Ketchikan’s City Council is scheduled to take up a seasonal sales tax proposal on Thursday. The plan would increase the city’s 4% sales tax to 5% between the beginning of April and the end of September in an effort to take advantage of the summer tourism season. The proposal would take effect next year and is estimated to bring in $1.9 million a year.
Council members directed city officials to draft the tax proposal during a closed-door session in June, according to the city’s finance director, Michelle Johansen.
Acting manager Lacey Simpson says the city is in desperate need of new revenue. A memo to the council paints a bleak picture of city finances: Simpson says the city’s main bank account, which funds things like firefighters, ambulances and police, is facing a $2.2 million shortfall this year as the community’s tourism economy recovers. She says the budget problem was exacerbated by the City Council’s decision earlier this year to hold property taxes steady rather than go forward with a long-deferred rate increase.
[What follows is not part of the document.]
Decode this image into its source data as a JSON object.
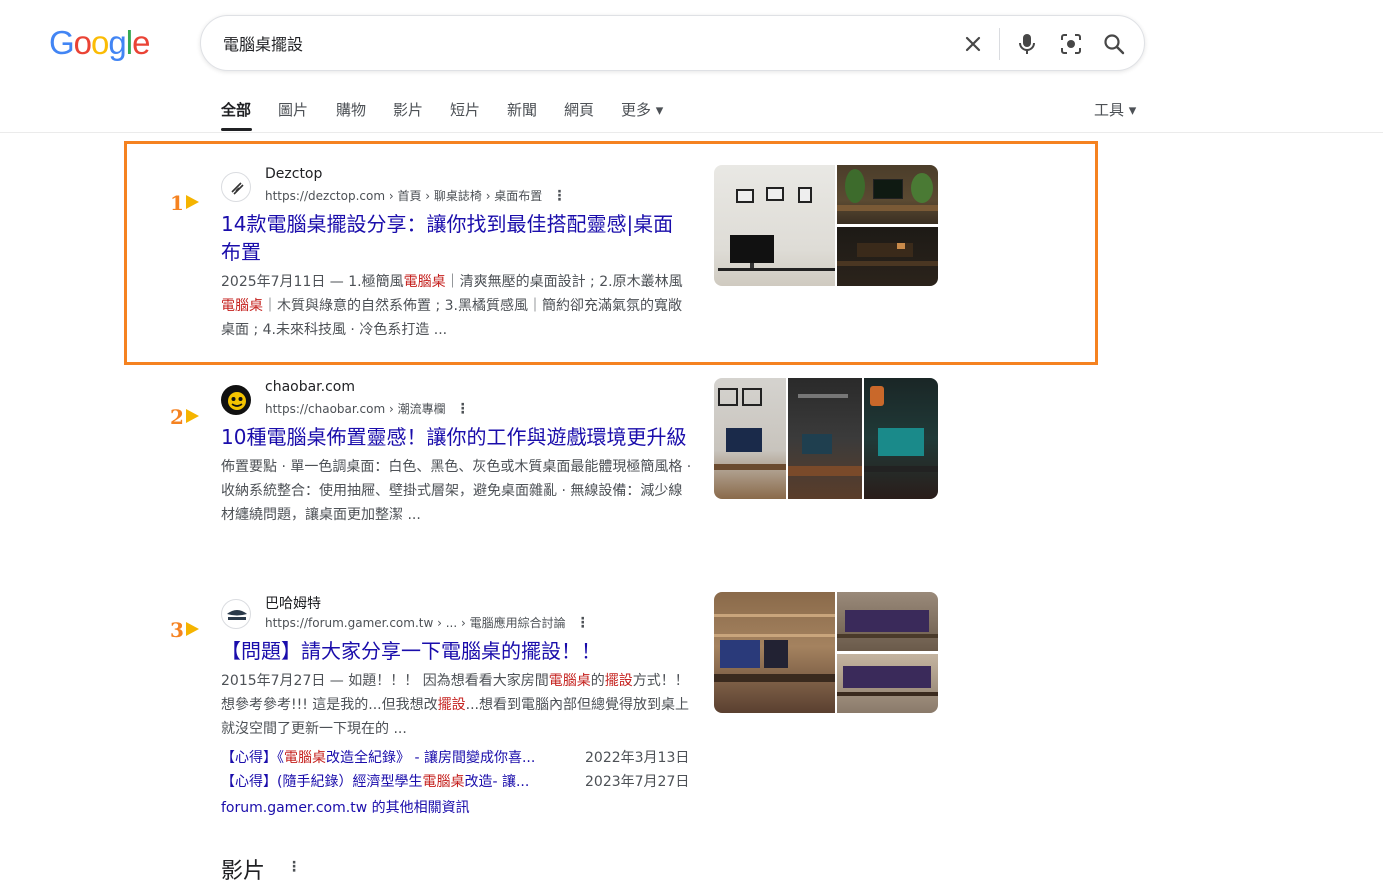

Then, earlier this month, the council authorized a 2% cost of living raise and changes to health insurance co-pays for city workers represented by the International Brotherhood of Electrical Workers Local 1547. A similar raise for non-union employees is up for a vote this Thursday. Together, the raises are forecast to cost $3.9 million over three years. And Simpson says that even with the pay increases, city salaries for some positions are not keeping pace with other municipalities or private sector wages. And that makes it harder to attract workers.
Simpson recommends the council go forward with the seasonal sales tax proposal. Because Ketchikan’s city and borough governments each charge a sales tax, the total sales tax charged to consumers within city limits would rise from 6.5% to 7.5% during the summer months.
In other business, council members are scheduled to take a second vote on a proposal to limit the mayor and council members to three consecutive terms in office. If approved, the charter amendment would come back for one more vote in August before it’s placed on this October’s municipal ballot.
Ketchikan’s City Council meets at 7 p.m. Thursday at City Hall. Members of the public have a chance to weigh in at the beginning of the meeting. The meeting is livestreamed on local cable channels and the city’s website.